WORK TO BE COMPLETED:
Report all lines of the data below that hold the word "Africa".

******

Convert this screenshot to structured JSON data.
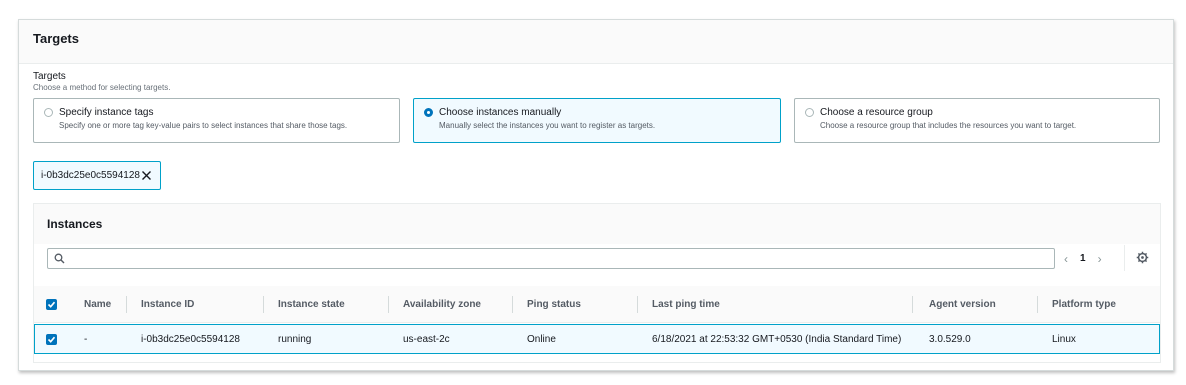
{
  "panel": {
    "title": "Targets"
  },
  "targets_field": {
    "label": "Targets",
    "description": "Choose a method for selecting targets.",
    "options": [
      {
        "title": "Specify instance tags",
        "description": "Specify one or more tag key-value pairs to select instances that share those tags.",
        "selected": false
      },
      {
        "title": "Choose instances manually",
        "description": "Manually select the instances you want to register as targets.",
        "selected": true
      },
      {
        "title": "Choose a resource group",
        "description": "Choose a resource group that includes the resources you want to target.",
        "selected": false
      }
    ]
  },
  "selected_token": {
    "label": "i-0b3dc25e0c5594128"
  },
  "instances": {
    "title": "Instances",
    "search": {
      "value": "",
      "placeholder": ""
    },
    "pagination": {
      "page": "1",
      "prev": "‹",
      "next": "›"
    },
    "columns": [
      "Name",
      "Instance ID",
      "Instance state",
      "Availability zone",
      "Ping status",
      "Last ping time",
      "Agent version",
      "Platform type"
    ],
    "rows": [
      {
        "selected": true,
        "cells": [
          "-",
          "i-0b3dc25e0c5594128",
          "running",
          "us-east-2c",
          "Online",
          "6/18/2021 at 22:53:32 GMT+0530 (India Standard Time)",
          "3.0.529.0",
          "Linux"
        ]
      }
    ]
  },
  "colors": {
    "accent": "#0073bb",
    "selected_border": "#00a1c9",
    "selected_bg": "#f1faff"
  }
}
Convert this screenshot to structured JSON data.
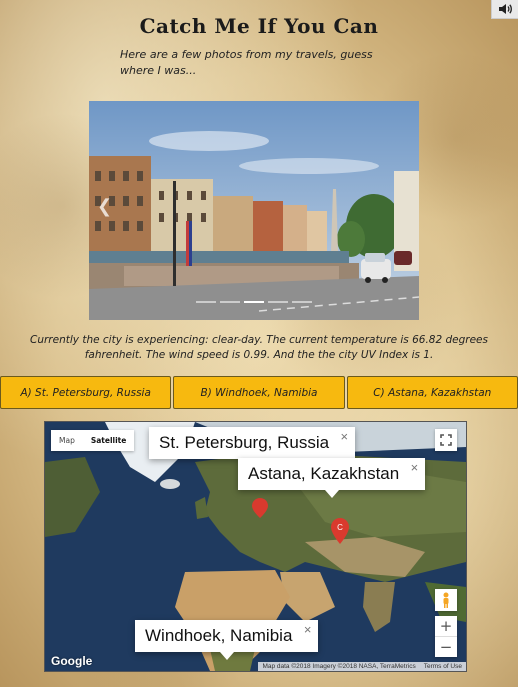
{
  "page": {
    "title": "Catch Me If You Can",
    "intro": "Here are a few photos from my travels, guess where I was..."
  },
  "carousel": {
    "prev_icon": "chevron-left-icon",
    "slide_count": 5,
    "active_slide": 3
  },
  "weather_text": "Currently the city is experiencing: clear-day. The current temperature is 66.82 degrees fahrenheit. The wind speed is 0.99. And the the city UV Index is 1.",
  "answers": [
    "A) St. Petersburg, Russia",
    "B) Windhoek, Namibia",
    "C) Astana, Kazakhstan"
  ],
  "map": {
    "type_buttons": [
      "Map",
      "Satellite"
    ],
    "selected_type": "Satellite",
    "info_windows": {
      "st_petersburg": "St. Petersburg, Russia",
      "astana": "Astana, Kazakhstan",
      "windhoek": "Windhoek, Namibia"
    },
    "marker_c_label": "C",
    "close_glyph": "×",
    "zoom_in": "+",
    "zoom_out": "−",
    "logo": "Google",
    "attribution": "Map data ©2018 Imagery ©2018 NASA, TerraMetrics",
    "terms": "Terms of Use"
  },
  "colors": {
    "answer_bg": "#f7b90f",
    "marker": "#d93a2e"
  }
}
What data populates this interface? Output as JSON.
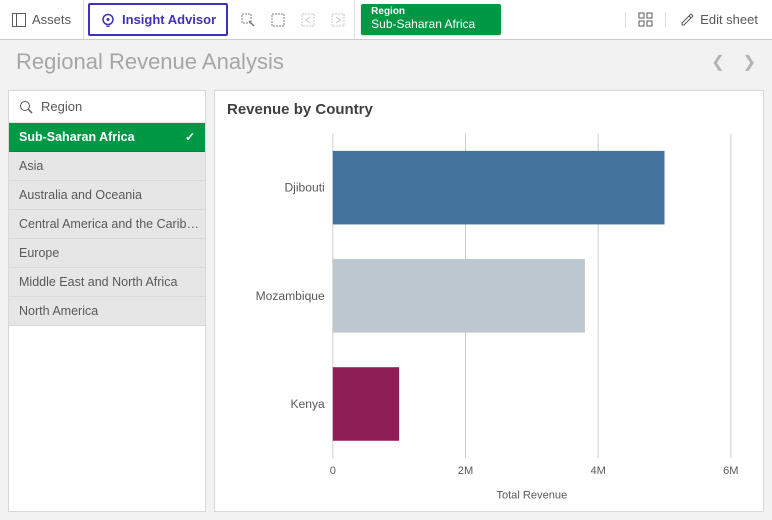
{
  "toolbar": {
    "assets_label": "Assets",
    "insight_label": "Insight Advisor",
    "selection_pill": {
      "field": "Region",
      "value": "Sub-Saharan Africa"
    },
    "edit_label": "Edit sheet"
  },
  "sheet": {
    "title": "Regional Revenue Analysis"
  },
  "filter": {
    "search_label": "Region",
    "items": [
      {
        "label": "Sub-Saharan Africa",
        "selected": true
      },
      {
        "label": "Asia",
        "selected": false
      },
      {
        "label": "Australia and Oceania",
        "selected": false
      },
      {
        "label": "Central America and the Carib…",
        "selected": false
      },
      {
        "label": "Europe",
        "selected": false
      },
      {
        "label": "Middle East and North Africa",
        "selected": false
      },
      {
        "label": "North America",
        "selected": false
      }
    ]
  },
  "chart": {
    "title": "Revenue by Country",
    "xlabel": "Total Revenue"
  },
  "chart_data": {
    "type": "bar",
    "orientation": "horizontal",
    "categories": [
      "Djibouti",
      "Mozambique",
      "Kenya"
    ],
    "values": [
      5000000,
      3800000,
      1000000
    ],
    "colors": [
      "#44749d",
      "#bcc7cf",
      "#8e1f56"
    ],
    "xlabel": "Total Revenue",
    "xlim": [
      0,
      6000000
    ],
    "xticks": [
      0,
      2000000,
      4000000,
      6000000
    ],
    "xtick_labels": [
      "0",
      "2M",
      "4M",
      "6M"
    ]
  }
}
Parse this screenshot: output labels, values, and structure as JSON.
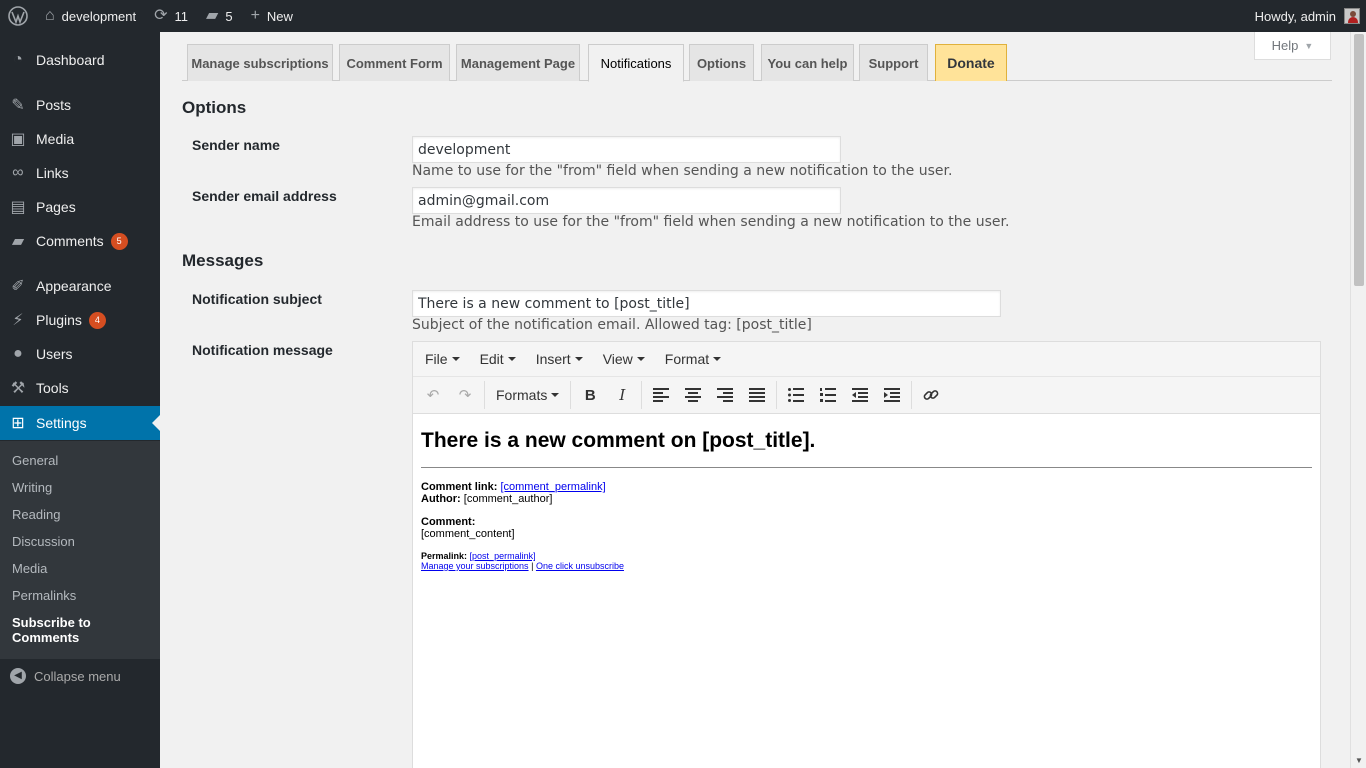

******

SOLUTION TO THIS PROBLEM:
      "value": "Sub-Saharan Africa"
        "label": "Sub-Saharan Africa",
        "label": "Middle East and North Africa",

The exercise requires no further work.